If you were convicted of a crime while on a visa or green card, the conviction may prohibit you from taking the next step in your immigration journey. A conviction may cause you to lose your visa or be denied a renewal. If you were attempting to gain a green card and become a permanent resident, you may not be able to. And if you wanted to become a citizen, certain crimes can make that impossible.
Many of us take our right to vote for granted until it’s taken away. In California, individuals convicted of a felony generally lose the right to vote while they are in jail, prison, on parole, and on post-release community or mandatory supervision. If an individual is in jail for a misdemeanor, probation violation, felony probation, or awaiting trial he or she can still vote.
Individuals on probation, or who have completed parole or supervision can automatically vote again.
Gun Ownership Limitations
Convicted felons in California aren’t allowed to buy, receive, own, or possess a gun. Individuals found guilty of certain misdemeanors give up gun ownership rights well. This means you can’t keep firearms you previously used for hunting or other hobbies. You can’t even keep antiques or show pieces you might have inherited or owned.

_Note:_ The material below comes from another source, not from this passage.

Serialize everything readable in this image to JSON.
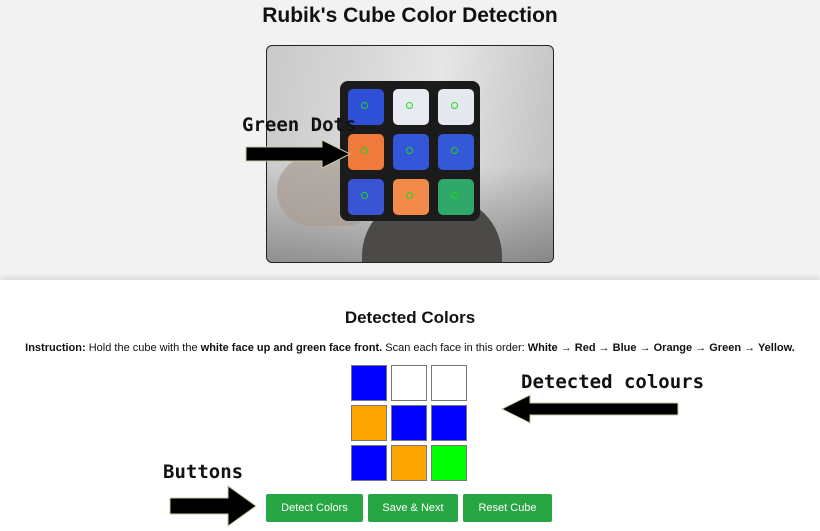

Felonies and some misdemeanors carry with them a lifetime ban on gun ownership, however, other misdemeanors result in a 10-year ban.
San Diego Criminal Conviction Consequences — How Jessica McElfresh Can Help
A defendant needs someone who understands not only the incarceration and monetary penalties associated with the crime but all of the San Diego criminal conviction consequences, including social, familial, political, and professional repercussions. Jessica McElfresh is a San Diego criminal defense attorney who truly understands the importance of proving your innocence and avoiding a criminal conviction.